**Problem details**. Return all lines from the listing below in which "kind" appears.

**Provided records**.
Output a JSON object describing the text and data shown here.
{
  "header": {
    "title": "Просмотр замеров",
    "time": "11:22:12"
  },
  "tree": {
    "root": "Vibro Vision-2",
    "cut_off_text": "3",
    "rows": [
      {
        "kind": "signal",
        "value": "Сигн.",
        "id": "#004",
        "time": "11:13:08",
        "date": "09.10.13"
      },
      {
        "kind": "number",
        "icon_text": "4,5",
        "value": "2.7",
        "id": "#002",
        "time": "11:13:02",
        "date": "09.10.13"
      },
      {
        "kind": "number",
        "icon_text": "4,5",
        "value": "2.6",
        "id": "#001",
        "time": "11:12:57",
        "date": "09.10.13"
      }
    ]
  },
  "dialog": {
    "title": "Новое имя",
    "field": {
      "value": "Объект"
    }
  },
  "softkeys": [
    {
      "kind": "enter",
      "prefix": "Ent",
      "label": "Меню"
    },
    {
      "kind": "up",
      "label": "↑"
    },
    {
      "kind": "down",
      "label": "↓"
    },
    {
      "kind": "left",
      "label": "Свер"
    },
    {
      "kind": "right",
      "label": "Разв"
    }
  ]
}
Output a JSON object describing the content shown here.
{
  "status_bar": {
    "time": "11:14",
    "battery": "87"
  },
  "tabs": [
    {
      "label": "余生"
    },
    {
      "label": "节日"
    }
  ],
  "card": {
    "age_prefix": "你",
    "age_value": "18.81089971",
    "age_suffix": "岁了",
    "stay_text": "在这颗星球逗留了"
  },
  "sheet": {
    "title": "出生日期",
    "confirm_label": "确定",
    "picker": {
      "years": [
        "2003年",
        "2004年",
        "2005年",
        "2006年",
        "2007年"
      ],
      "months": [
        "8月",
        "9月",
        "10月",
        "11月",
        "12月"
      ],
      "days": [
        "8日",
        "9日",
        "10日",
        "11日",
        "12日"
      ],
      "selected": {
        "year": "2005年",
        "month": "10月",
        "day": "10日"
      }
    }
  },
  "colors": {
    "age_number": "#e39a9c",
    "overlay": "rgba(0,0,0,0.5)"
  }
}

**Result for this exercise**.
        "kind": "signal",
        "kind": "number",
        "kind": "number",
      "kind": "enter",
      "kind": "up",
      "kind": "down",
      "kind": "left",
      "kind": "right",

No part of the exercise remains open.